- Try it: Scan the material that follows. Copy every line containing the word "woman".

[Opening Available data section]

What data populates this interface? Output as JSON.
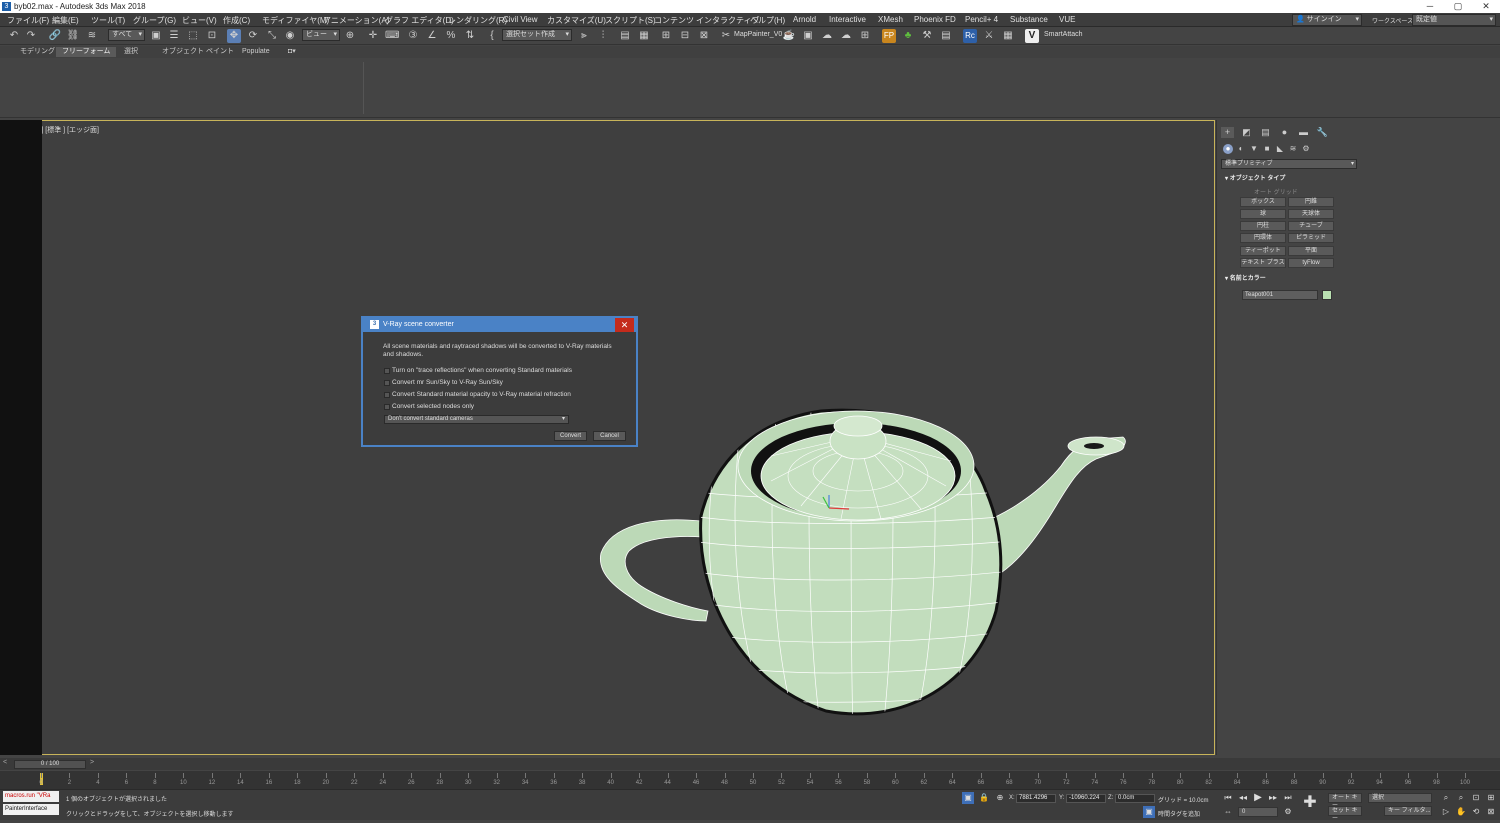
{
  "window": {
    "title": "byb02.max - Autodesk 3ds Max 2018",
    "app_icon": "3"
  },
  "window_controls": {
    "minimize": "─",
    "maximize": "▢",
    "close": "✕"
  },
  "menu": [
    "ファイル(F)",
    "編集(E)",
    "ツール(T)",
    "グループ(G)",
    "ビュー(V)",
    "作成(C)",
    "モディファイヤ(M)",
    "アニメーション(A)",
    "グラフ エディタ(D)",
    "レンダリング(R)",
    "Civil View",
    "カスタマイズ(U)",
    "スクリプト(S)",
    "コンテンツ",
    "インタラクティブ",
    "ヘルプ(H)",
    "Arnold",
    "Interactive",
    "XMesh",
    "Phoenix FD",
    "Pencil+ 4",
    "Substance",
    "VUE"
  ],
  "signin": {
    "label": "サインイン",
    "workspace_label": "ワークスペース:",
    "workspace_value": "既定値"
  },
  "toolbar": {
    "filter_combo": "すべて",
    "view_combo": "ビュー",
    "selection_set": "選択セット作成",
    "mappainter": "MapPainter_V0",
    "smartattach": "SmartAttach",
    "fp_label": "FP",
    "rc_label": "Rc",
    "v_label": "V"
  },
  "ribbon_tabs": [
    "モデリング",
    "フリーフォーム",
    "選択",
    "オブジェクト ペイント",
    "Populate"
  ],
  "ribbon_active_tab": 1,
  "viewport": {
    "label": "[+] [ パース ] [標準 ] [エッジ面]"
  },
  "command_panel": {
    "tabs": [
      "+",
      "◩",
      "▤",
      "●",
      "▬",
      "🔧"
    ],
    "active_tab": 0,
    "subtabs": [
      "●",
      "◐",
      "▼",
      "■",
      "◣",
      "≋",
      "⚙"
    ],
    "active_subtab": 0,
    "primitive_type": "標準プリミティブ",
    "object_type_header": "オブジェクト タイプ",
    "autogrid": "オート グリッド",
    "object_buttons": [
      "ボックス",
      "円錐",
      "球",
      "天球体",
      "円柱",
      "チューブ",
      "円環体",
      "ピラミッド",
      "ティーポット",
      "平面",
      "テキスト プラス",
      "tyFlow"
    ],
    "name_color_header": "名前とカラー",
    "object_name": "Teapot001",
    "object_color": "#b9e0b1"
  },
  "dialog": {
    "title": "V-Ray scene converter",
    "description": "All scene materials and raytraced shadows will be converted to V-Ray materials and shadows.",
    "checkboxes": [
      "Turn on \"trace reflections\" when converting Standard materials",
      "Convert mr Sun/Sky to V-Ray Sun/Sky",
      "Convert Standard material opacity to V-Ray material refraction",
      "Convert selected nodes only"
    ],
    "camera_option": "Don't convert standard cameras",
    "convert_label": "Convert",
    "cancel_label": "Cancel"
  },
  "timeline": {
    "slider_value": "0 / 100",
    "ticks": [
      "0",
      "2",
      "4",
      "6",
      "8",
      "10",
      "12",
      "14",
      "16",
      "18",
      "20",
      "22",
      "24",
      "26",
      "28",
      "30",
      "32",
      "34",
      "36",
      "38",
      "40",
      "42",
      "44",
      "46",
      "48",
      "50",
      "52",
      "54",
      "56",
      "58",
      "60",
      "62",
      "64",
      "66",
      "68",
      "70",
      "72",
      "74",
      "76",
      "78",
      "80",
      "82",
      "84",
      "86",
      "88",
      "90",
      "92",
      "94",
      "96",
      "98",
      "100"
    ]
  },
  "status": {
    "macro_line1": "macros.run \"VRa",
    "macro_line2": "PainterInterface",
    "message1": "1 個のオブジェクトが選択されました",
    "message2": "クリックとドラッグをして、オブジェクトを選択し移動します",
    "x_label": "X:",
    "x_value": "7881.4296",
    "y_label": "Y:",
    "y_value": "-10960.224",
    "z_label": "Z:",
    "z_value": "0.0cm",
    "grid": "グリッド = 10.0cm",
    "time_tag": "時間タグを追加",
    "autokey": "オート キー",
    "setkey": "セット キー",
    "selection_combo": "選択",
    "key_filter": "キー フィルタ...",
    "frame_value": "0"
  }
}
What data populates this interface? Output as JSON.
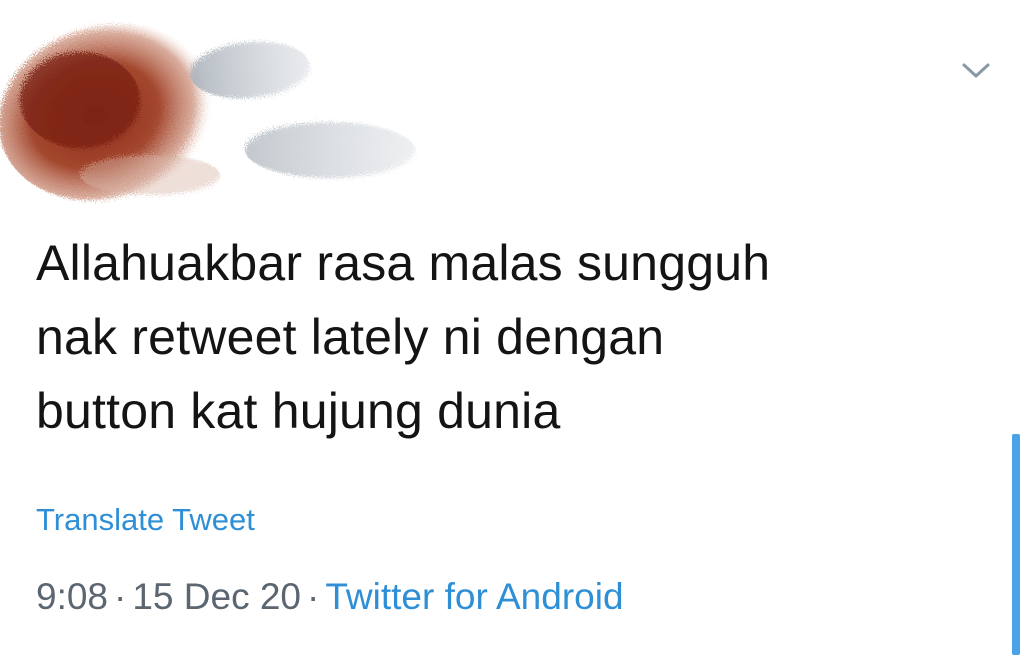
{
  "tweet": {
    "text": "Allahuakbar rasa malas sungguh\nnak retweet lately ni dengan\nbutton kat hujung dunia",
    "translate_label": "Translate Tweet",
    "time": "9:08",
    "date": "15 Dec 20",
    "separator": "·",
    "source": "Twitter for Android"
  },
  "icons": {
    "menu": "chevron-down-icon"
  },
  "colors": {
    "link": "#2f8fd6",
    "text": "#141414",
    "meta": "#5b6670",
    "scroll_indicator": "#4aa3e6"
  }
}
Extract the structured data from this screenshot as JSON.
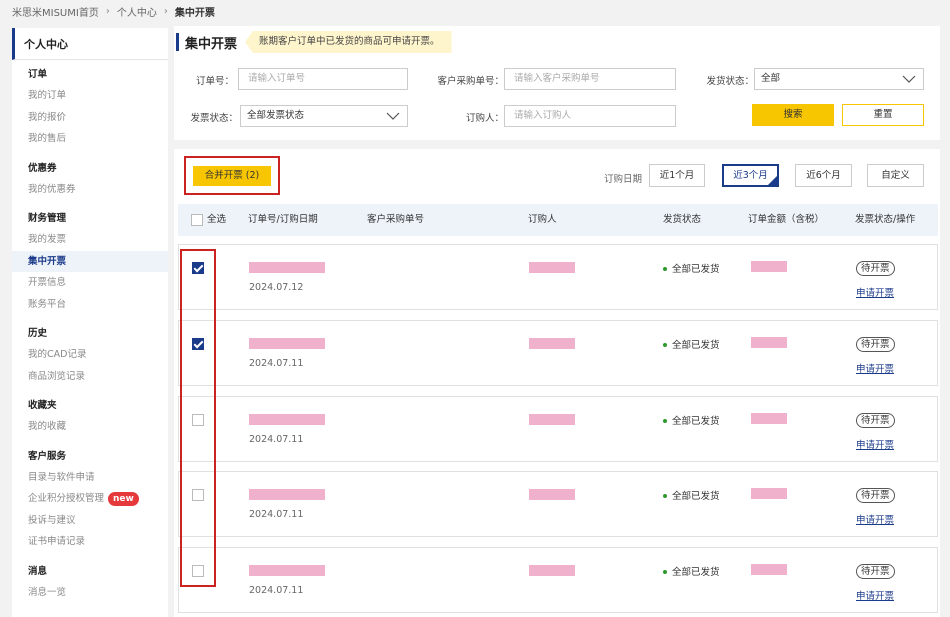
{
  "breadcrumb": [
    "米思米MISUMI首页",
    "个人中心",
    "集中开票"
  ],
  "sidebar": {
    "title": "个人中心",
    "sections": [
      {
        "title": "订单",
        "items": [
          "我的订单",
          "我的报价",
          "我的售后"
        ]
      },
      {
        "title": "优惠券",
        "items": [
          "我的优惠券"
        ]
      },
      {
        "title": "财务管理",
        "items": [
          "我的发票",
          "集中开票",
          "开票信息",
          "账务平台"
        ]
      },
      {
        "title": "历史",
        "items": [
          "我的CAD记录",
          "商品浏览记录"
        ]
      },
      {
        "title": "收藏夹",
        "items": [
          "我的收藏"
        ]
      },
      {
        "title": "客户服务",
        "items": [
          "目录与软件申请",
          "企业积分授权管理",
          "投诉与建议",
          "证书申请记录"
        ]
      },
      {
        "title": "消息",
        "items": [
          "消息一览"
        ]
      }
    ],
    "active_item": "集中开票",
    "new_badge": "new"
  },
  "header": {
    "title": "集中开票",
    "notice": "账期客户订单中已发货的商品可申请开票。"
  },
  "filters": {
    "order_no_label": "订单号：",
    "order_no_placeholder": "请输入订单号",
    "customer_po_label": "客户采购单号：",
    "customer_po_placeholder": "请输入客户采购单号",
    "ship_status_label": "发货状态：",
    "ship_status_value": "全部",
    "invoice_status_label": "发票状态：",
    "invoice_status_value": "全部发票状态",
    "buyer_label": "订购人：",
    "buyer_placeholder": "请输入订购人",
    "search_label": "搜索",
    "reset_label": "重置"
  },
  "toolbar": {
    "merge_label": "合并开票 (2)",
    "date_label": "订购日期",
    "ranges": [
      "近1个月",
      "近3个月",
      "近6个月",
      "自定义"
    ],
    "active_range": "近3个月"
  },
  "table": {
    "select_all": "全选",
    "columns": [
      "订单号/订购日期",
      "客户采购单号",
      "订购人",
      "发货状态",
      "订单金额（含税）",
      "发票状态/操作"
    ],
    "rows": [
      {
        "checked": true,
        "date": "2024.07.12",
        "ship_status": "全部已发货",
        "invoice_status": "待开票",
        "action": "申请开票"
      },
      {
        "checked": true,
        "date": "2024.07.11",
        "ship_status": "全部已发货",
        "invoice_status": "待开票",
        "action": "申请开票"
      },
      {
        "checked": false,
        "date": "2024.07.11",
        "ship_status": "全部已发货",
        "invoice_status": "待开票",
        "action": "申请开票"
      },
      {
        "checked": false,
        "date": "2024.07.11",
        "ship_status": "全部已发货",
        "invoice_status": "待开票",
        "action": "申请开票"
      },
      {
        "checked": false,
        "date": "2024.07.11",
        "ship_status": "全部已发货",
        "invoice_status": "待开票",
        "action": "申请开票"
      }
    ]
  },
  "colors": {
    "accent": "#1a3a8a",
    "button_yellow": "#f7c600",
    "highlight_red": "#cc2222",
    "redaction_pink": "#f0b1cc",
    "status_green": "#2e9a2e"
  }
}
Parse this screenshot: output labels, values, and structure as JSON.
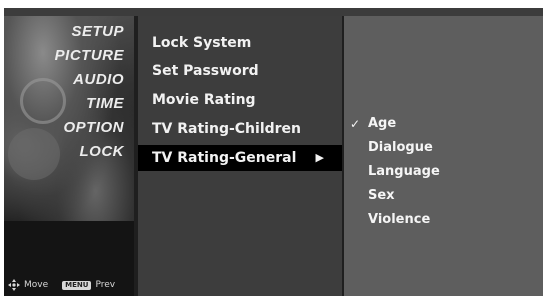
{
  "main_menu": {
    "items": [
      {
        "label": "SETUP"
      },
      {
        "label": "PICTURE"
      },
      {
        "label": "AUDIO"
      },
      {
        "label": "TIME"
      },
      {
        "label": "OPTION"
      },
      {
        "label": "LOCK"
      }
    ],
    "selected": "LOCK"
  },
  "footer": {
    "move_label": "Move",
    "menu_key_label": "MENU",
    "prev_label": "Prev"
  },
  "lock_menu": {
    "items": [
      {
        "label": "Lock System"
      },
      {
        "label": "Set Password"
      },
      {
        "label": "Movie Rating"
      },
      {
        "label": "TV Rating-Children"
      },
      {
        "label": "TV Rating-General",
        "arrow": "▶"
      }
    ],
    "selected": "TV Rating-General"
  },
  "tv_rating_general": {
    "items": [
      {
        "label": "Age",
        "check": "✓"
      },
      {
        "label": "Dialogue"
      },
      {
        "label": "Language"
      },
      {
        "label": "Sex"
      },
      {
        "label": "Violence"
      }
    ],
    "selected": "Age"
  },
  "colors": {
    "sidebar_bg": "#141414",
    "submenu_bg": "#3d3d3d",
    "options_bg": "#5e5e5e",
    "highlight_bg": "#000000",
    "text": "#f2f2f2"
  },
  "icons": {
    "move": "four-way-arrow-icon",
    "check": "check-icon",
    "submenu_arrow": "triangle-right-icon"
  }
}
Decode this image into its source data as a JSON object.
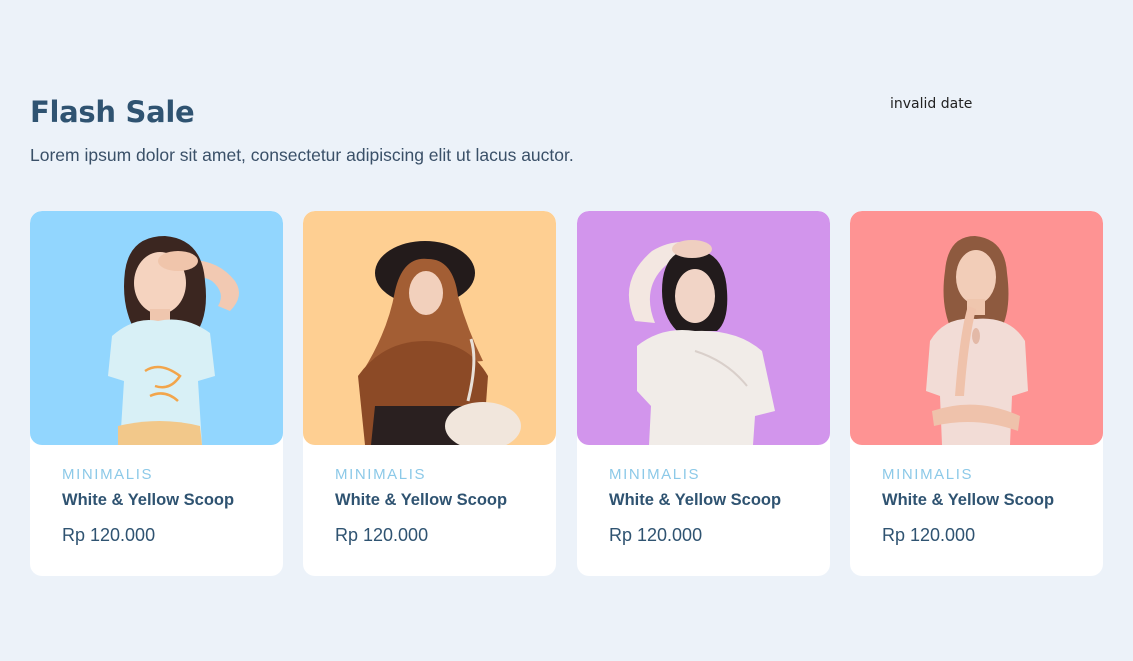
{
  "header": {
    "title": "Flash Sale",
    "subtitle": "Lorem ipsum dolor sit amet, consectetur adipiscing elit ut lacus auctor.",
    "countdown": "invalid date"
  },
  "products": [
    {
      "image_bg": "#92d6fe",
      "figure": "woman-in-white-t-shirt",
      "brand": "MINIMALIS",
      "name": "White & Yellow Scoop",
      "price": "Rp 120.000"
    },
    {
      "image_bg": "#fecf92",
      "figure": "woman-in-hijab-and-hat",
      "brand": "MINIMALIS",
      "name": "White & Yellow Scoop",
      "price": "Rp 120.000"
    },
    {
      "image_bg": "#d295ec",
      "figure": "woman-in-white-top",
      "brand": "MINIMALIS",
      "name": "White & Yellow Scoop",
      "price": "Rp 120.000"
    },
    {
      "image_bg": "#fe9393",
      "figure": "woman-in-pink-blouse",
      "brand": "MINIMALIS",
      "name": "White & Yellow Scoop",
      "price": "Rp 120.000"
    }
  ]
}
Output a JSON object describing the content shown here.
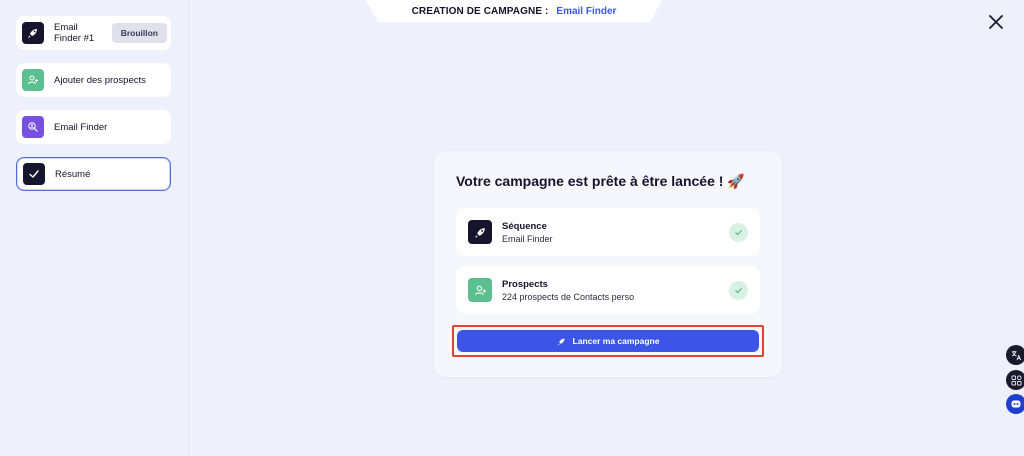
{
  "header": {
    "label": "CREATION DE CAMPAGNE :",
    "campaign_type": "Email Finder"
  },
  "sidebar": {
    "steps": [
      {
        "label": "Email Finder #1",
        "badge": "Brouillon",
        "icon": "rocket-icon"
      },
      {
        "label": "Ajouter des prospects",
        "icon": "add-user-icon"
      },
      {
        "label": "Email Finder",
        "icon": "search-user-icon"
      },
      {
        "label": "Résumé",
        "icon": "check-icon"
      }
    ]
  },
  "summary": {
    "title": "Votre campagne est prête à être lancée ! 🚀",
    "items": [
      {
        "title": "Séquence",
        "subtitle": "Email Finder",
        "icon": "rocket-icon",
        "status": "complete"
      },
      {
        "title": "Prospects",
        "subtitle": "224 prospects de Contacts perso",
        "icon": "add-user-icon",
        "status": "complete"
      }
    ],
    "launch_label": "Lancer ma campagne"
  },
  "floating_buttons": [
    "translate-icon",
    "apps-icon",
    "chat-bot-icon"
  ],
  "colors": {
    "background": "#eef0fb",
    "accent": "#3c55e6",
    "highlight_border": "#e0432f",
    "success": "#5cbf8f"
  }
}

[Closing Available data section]

- Reply:
      "figure": "woman-in-white-t-shirt",
      "figure": "woman-in-hijab-and-hat",
      "figure": "woman-in-white-top",
      "figure": "woman-in-pink-blouse",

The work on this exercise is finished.